Jacob started at UNH in January 2015 after completing the first leg of his training with the National Guard. He intended to go straight into active duty out of high school, but decided he wanted to pursue his degree first. He said he knew he wanted to come to UNH after going on a campus tour. “After visiting the campus and seeing how big it is and all of the opportunities, it just made the most sense,” he said. While moving back to New Hampshire after spending time at basic training in Georgia was a bit of a struggle, Jacob said he immediately felt at home in Lord Hall. “It was the best thing that could have happened to me…they had this sense of community that they [had] already built, and they just welcomed me as if I was there the whole time.” Jacob immediately connected with the other students in Lord (whom he continued to live with for the next three years) and joined the UNH Club Ski Racing Team, pursuing a passion he has had since childhood. His genuine nature and calm demeanor helped him make connections.
Not so easy, Jacob points out, was balancing his ROTC commitments with his major in mechanical engineering. Jacob has always enjoyed working with his hands but is quick to point out that a single course in the program can take up 20 to 30 hours per week of his time. Jacob credits ROTC with preparing him to meet the demands of his major. He says, “The focus of the ROTC program is learning how to lead, understanding how to be led and developing fundamental principles to ensure success.” ROTC has provided additional opportunities, including attending U.S. Army Mountain Warfare School and Air Assault School, where he learned to rock climb and rappel from helicopters. “Mechanical engineering and ROTC are not a perfect match,” he admitted, “but I don’t regret the challenges… all the hard work is paying off.”

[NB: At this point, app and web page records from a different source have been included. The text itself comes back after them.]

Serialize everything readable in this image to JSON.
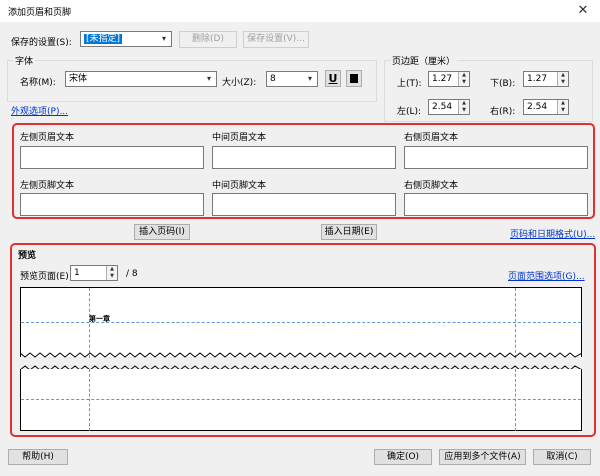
{
  "window": {
    "title": "添加页眉和页脚",
    "close_icon": "✕"
  },
  "top": {
    "saved_settings_label": "保存的设置(S):",
    "saved_settings_value": "[未指定]",
    "delete_label": "删除(D)",
    "save_settings_label": "保存设置(V)..."
  },
  "font": {
    "group_label": "字体",
    "name_label": "名称(M):",
    "name_value": "宋体",
    "size_label": "大小(Z):",
    "size_value": "8",
    "underline_label": "U"
  },
  "margins": {
    "group_label": "页边距（厘米）",
    "top_label": "上(T):",
    "top_value": "1.27",
    "bottom_label": "下(B):",
    "bottom_value": "1.27",
    "left_label": "左(L):",
    "left_value": "2.54",
    "right_label": "右(R):",
    "right_value": "2.54"
  },
  "appearance_link": "外观选项(P)...",
  "header_footer": {
    "left_header": "左侧页眉文本",
    "center_header": "中间页眉文本",
    "right_header": "右侧页眉文本",
    "left_footer": "左侧页脚文本",
    "center_footer": "中间页脚文本",
    "right_footer": "右侧页脚文本"
  },
  "insert_page_label": "插入页码(I)",
  "insert_date_label": "插入日期(E)",
  "format_link": "页码和日期格式(U)...",
  "preview": {
    "group_label": "预览",
    "page_label": "预览页面(E)",
    "page_value": "1",
    "page_total": "/ 8",
    "range_link": "页面范围选项(G)...",
    "sample_text": "第一章"
  },
  "bottom": {
    "help_label": "帮助(H)",
    "ok_label": "确定(O)",
    "apply_multi_label": "应用到多个文件(A)",
    "cancel_label": "取消(C)"
  },
  "colors": {
    "highlight": "#e03030",
    "selection": "#0078d7",
    "link": "#0033cc",
    "guide": "#5b9bd5"
  }
}
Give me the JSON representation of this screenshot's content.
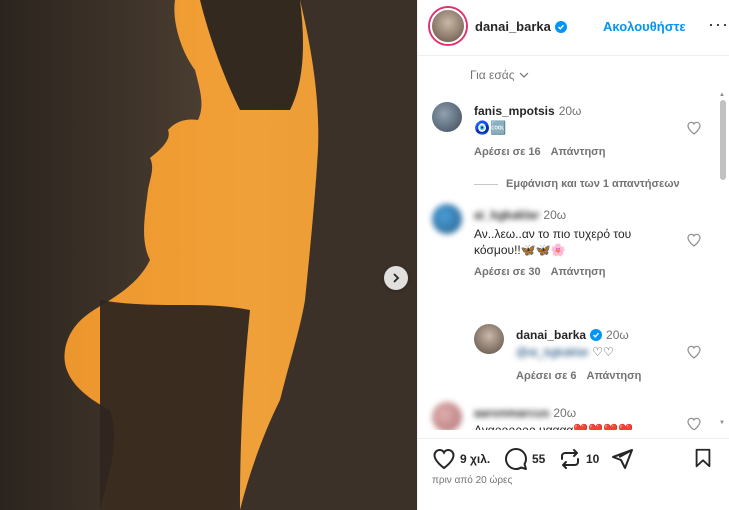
{
  "header": {
    "username": "danai_barka",
    "follow_label": "Ακολουθήστε",
    "more_label": "···"
  },
  "filter": {
    "label": "Για εσάς"
  },
  "comments": [
    {
      "username": "fanis_mpotsis",
      "time": "20ω",
      "text": "🧿🆒",
      "likes": "Αρέσει σε 16",
      "reply_label": "Απάντηση",
      "view_replies": "Εμφάνιση και των 1 απαντήσεων"
    },
    {
      "username": "ai_kgkaklar",
      "time": "20ω",
      "text_line1": "Αν..λεω..αν το πιο τυχερό του",
      "text_line2": "κόσμου!!🦋🦋🌸",
      "likes": "Αρέσει σε 30",
      "reply_label": "Απάντηση"
    },
    {
      "username": "danai_barka",
      "time": "20ω",
      "mention": "@ai_kgkaklar",
      "text": "♡♡",
      "likes": "Αρέσει σε 6",
      "reply_label": "Απάντηση"
    },
    {
      "username": "aaronmarcus",
      "time": "20ω",
      "text": "Αγαρρρρρρ υαααα❤️❤️❤️❤️"
    }
  ],
  "actions": {
    "likes": "9 χιλ.",
    "comments": "55",
    "reposts": "10"
  },
  "timestamp": "πριν από 20 ώρες",
  "colors": {
    "accent": "#0095f6",
    "text": "#262626",
    "muted": "#737373",
    "photo_orange": "#ef9a30"
  }
}
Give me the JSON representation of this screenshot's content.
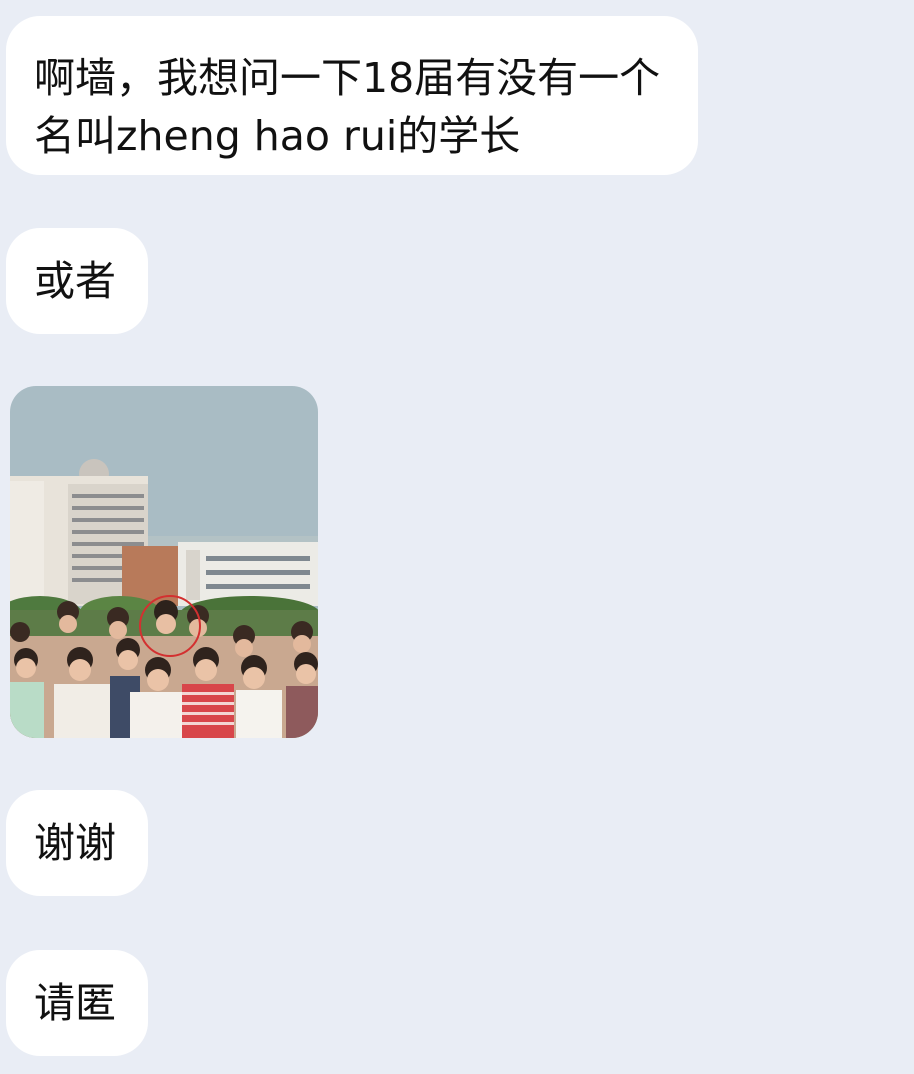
{
  "chat": {
    "messages": [
      {
        "text": "啊墙，我想问一下18届有没有一个名叫zheng hao rui的学长"
      },
      {
        "text": "或者"
      },
      {
        "type": "image",
        "icon": "photo-icon"
      },
      {
        "text": "谢谢"
      },
      {
        "text": "请匿"
      }
    ]
  },
  "colors": {
    "background": "#e9edf5",
    "bubble": "#ffffff",
    "text": "#111111",
    "highlight_circle": "#d33030"
  }
}
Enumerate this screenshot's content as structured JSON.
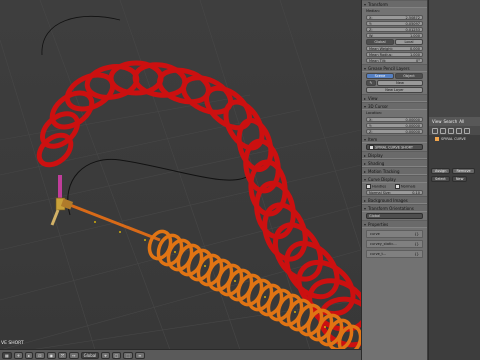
{
  "viewport": {
    "view_label": "VE SHORT",
    "header": {
      "mode": "Global",
      "buttons": [
        "+",
        "▸",
        "⊡",
        "◉",
        "⤧",
        "↔",
        "⌖",
        "▢",
        "⬚",
        "≡"
      ]
    }
  },
  "properties": {
    "transform_header": "Transform",
    "median_label": "Median:",
    "x_label": "X:",
    "x_value": "2.50872",
    "y_label": "Y:",
    "y_value": "0.05097",
    "z_label": "Z:",
    "z_value": "0.01253",
    "w_label": "W:",
    "w_value": "1.000",
    "global_label": "Global",
    "local_label": "Local",
    "mean_weight_label": "Mean Weight:",
    "mean_weight_value": "0.000",
    "mean_radius_label": "Mean Radius:",
    "mean_radius_value": "1.000",
    "mean_tilt_label": "Mean Tilt:",
    "mean_tilt_value": "0°",
    "grease_header": "Grease Pencil Layers",
    "scene_label": "Scene",
    "object_label": "Object",
    "new_label": "New",
    "new_layer_label": "New Layer",
    "view_header": "View",
    "cursor_header": "3D Cursor",
    "location_label": "Location:",
    "cx_label": "X:",
    "cx_value": "0.00000",
    "cy_label": "Y:",
    "cy_value": "0.00000",
    "cz_label": "Z:",
    "cz_value": "0.00000",
    "item_header": "Item",
    "item_name": "SPIRAL CURVE SHORT",
    "display_header": "Display",
    "shading_header": "Shading",
    "motion_header": "Motion Tracking",
    "curve_display_header": "Curve Display",
    "handles_label": "Handles",
    "normals_label": "Normals",
    "normal_size_label": "Normal Size:",
    "normal_size_value": "0.10",
    "bg_header": "Background Images",
    "orient_header": "Transform Orientations",
    "orient_value": "Global",
    "properties_header": "Properties",
    "custom_props": [
      {
        "label": "curve",
        "value": "{}"
      },
      {
        "label": "curvey_static...",
        "value": "{}"
      },
      {
        "label": "curve_t...",
        "value": "{}"
      }
    ]
  },
  "outliner": {
    "view_label": "View",
    "search_label": "Search",
    "all_scenes_label": "All",
    "item_label": "SPIRAL CURVE",
    "assign_label": "Assign",
    "remove_label": "Remove",
    "select_label": "Select",
    "new_label": "New"
  }
}
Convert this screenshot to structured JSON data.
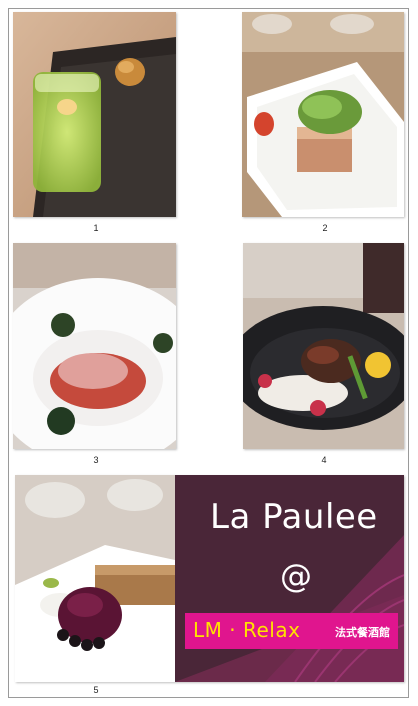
{
  "gallery": {
    "captions": [
      "1",
      "2",
      "3",
      "4",
      "5"
    ]
  },
  "banner": {
    "title": "La Paulee",
    "at": "@",
    "brand": "LM · Relax",
    "brand_sub": "法式餐酒館"
  },
  "colors": {
    "frame_border": "#9a9a9a",
    "banner_bg": "#6b2a4a",
    "brand_bar": "#e0158e",
    "brand_text": "#ffe200"
  }
}
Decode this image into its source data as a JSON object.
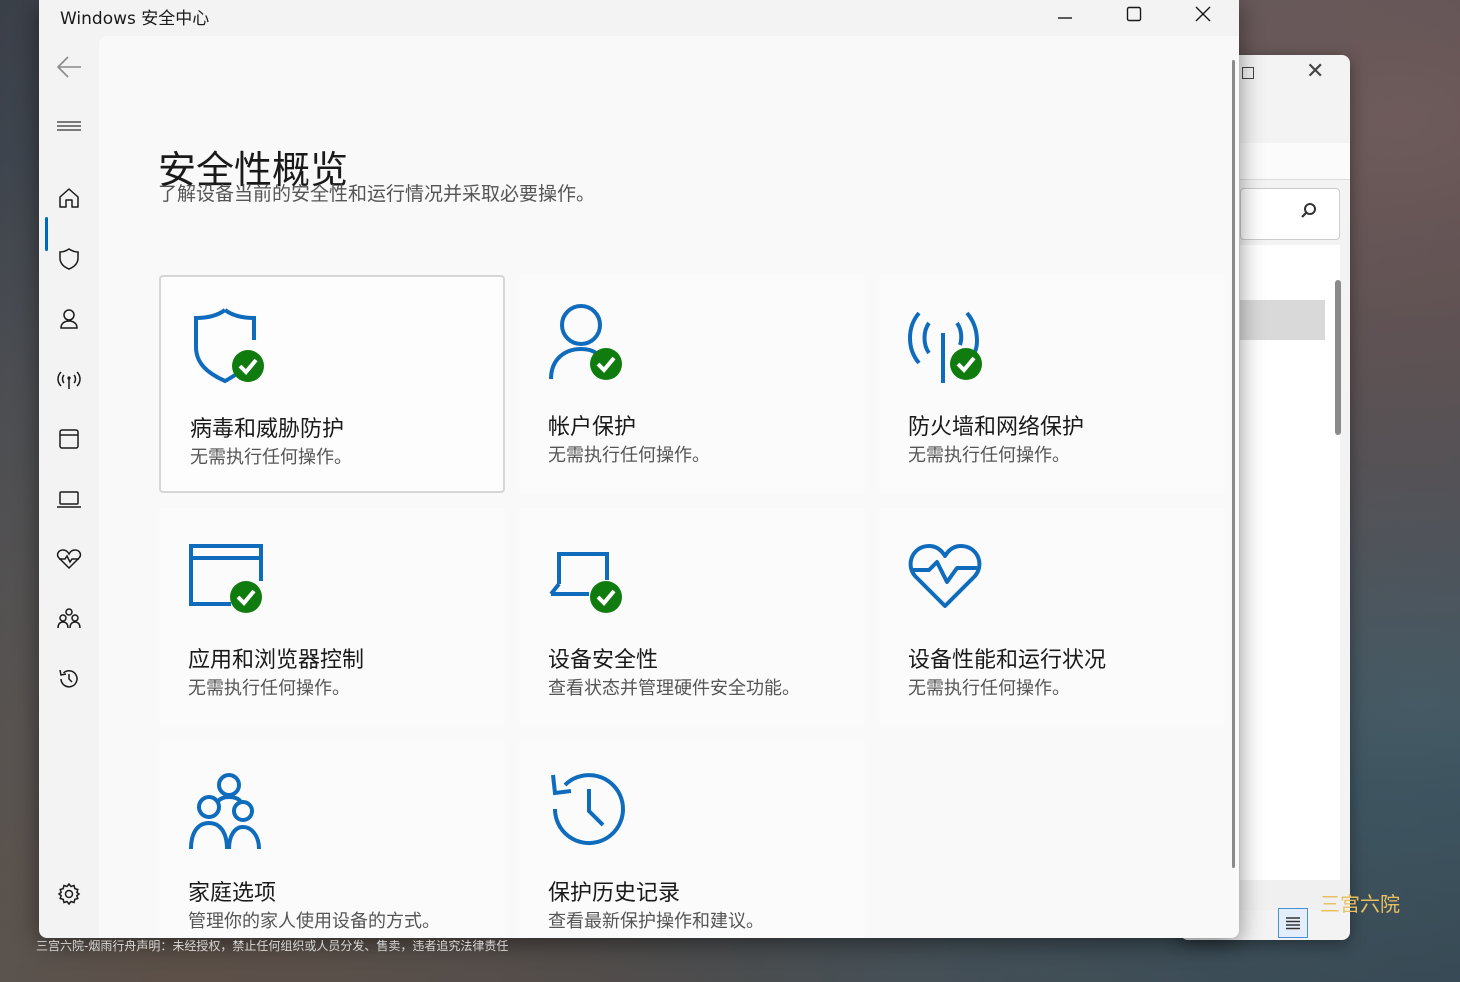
{
  "window": {
    "title": "Windows 安全中心"
  },
  "page": {
    "title": "安全性概览",
    "subtitle": "了解设备当前的安全性和运行情况并采取必要操作。"
  },
  "cards": [
    {
      "title": "病毒和威胁防护",
      "desc": "无需执行任何操作。"
    },
    {
      "title": "帐户保护",
      "desc": "无需执行任何操作。"
    },
    {
      "title": "防火墙和网络保护",
      "desc": "无需执行任何操作。"
    },
    {
      "title": "应用和浏览器控制",
      "desc": "无需执行任何操作。"
    },
    {
      "title": "设备安全性",
      "desc": "查看状态并管理硬件安全功能。"
    },
    {
      "title": "设备性能和运行状况",
      "desc": "无需执行任何操作。"
    },
    {
      "title": "家庭选项",
      "desc": "管理你的家人使用设备的方式。"
    },
    {
      "title": "保护历史记录",
      "desc": "查看最新保护操作和建议。"
    }
  ],
  "colors": {
    "accent_blue": "#0f6cbd",
    "status_green": "#107c10"
  },
  "watermark": {
    "text": "三宫六院-烟雨行舟声明：未经授权，禁止任何组织或人员分发、售卖，违者追究法律责任",
    "logo": "三宫六院"
  }
}
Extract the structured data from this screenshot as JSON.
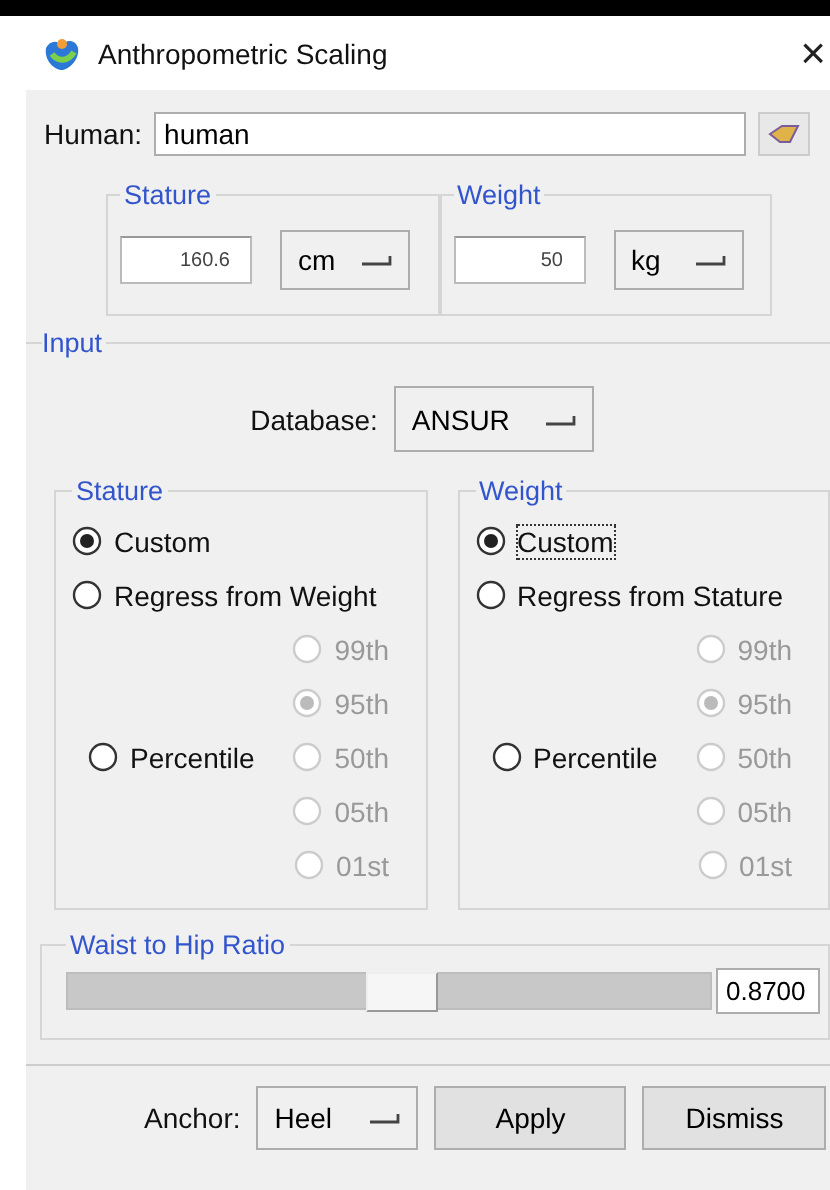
{
  "window": {
    "title": "Anthropometric Scaling",
    "close": "×"
  },
  "human": {
    "label": "Human:",
    "value": "human"
  },
  "measures": [
    {
      "legend": "Stature",
      "value": "160.6",
      "unit": "cm"
    },
    {
      "legend": "Weight",
      "value": "50",
      "unit": "kg"
    }
  ],
  "input": {
    "legend": "Input",
    "database": {
      "label": "Database:",
      "value": "ANSUR"
    }
  },
  "groups": [
    {
      "legend": "Stature",
      "options": [
        {
          "label": "Custom",
          "kind": "main",
          "selected": true,
          "focused": false
        },
        {
          "label": "Regress from Weight",
          "kind": "main",
          "selected": false,
          "focused": false
        },
        {
          "label": "Percentile",
          "kind": "percentile",
          "selected": false,
          "focused": false
        }
      ],
      "percentiles": [
        {
          "label": "99th",
          "selected": false,
          "disabled": true
        },
        {
          "label": "95th",
          "selected": true,
          "disabled": true
        },
        {
          "label": "50th",
          "selected": false,
          "disabled": true
        },
        {
          "label": "05th",
          "selected": false,
          "disabled": true
        },
        {
          "label": "01st",
          "selected": false,
          "disabled": true
        }
      ]
    },
    {
      "legend": "Weight",
      "options": [
        {
          "label": "Custom",
          "kind": "main",
          "selected": true,
          "focused": true
        },
        {
          "label": "Regress from Stature",
          "kind": "main",
          "selected": false,
          "focused": false
        },
        {
          "label": "Percentile",
          "kind": "percentile",
          "selected": false,
          "focused": false
        }
      ],
      "percentiles": [
        {
          "label": "99th",
          "selected": false,
          "disabled": true
        },
        {
          "label": "95th",
          "selected": true,
          "disabled": true
        },
        {
          "label": "50th",
          "selected": false,
          "disabled": true
        },
        {
          "label": "05th",
          "selected": false,
          "disabled": true
        },
        {
          "label": "01st",
          "selected": false,
          "disabled": true
        }
      ]
    }
  ],
  "ratio": {
    "legend": "Waist to Hip Ratio",
    "level": 0.52,
    "value": "0.8700"
  },
  "footer": {
    "anchor_label": "Anchor:",
    "anchor": "Heel",
    "buttons": [
      "Apply",
      "Dismiss"
    ]
  }
}
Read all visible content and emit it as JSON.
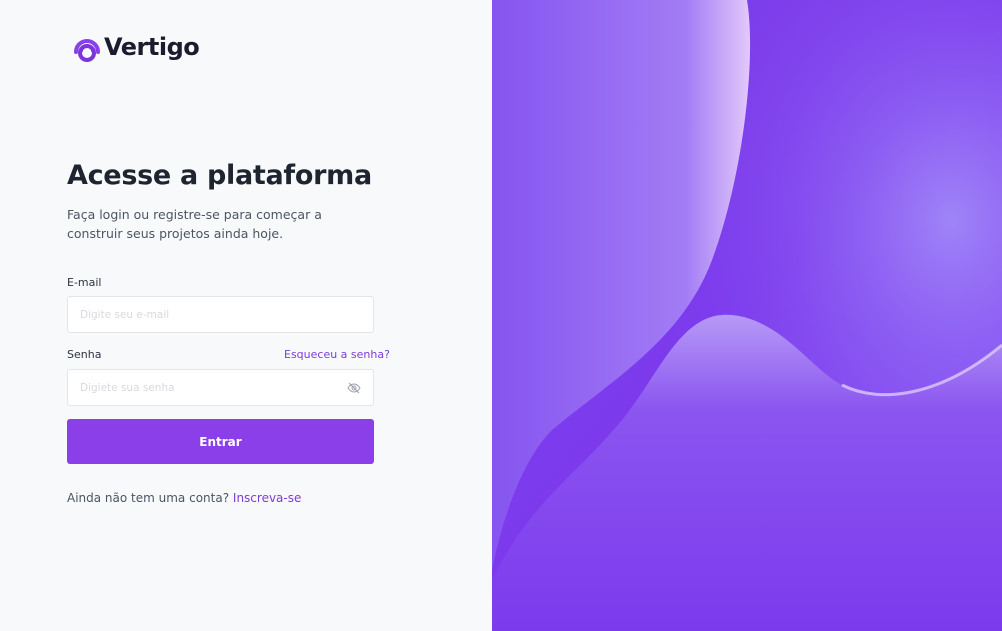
{
  "brand": {
    "name": "Vertigo",
    "accent": "#8a3fe8"
  },
  "login": {
    "title": "Acesse a plataforma",
    "subtitle": "Faça login ou registre-se para começar a construir seus projetos ainda hoje.",
    "email_label": "E-mail",
    "email_placeholder": "Digite seu e-mail",
    "password_label": "Senha",
    "forgot_link": "Esqueceu a senha?",
    "password_placeholder": "Digiete sua senha",
    "password_toggle_icon": "eye-off-icon",
    "submit_label": "Entrar",
    "signup_prompt": "Ainda não tem uma conta?",
    "signup_link": "Inscreva-se"
  }
}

At the core of Jacob’s passions is a desire to hone his leadership skills and use them to serve his community. During his sopho-more year, Jacob jumped at the opportunity to be an orientation and backpacking leader for the PAWS program, an outdoor education program for first-year students. Jacob and a PAWS co-leader were responsible for eight students while they hiked along the parts of the Appalachian Trail (AT) for one week. Jacob looks back on this as one of his fondest memories at UNH and said this is where he really began to gain confidence. Whether it’s guiding students along the AT, showing younger cadets how to tie knots, or serving as a UNH career ambassador, Jacob is all about encouraging those younger than him. “Being able to teach someone else a skill or empower young cadets or other individuals to accomplish something… [it] is extremely rewarding.”
After graduation, Jacob will be going to work full-time with BAE Systems (a multinational defense, security and aerospace company) in Nashua, N.H. He will also be heading back to Georgia for the Infantry Basic Officer Leader Course (IBOLC) and will continue to serve as an infantry officer in the Army National Guard. Regardless of where his career takes him, Jacob said, “I want to see myself in a leadership role where I have a responsibility to inspire others to accomplish something. That’s when I feel most alive.”
To the Wildcats who will come after him, Jacob said, “Effort is the key aspect to everything [and] what you put in is what you get out. The university has so many opportunities to help you out no matter what route you want to take.”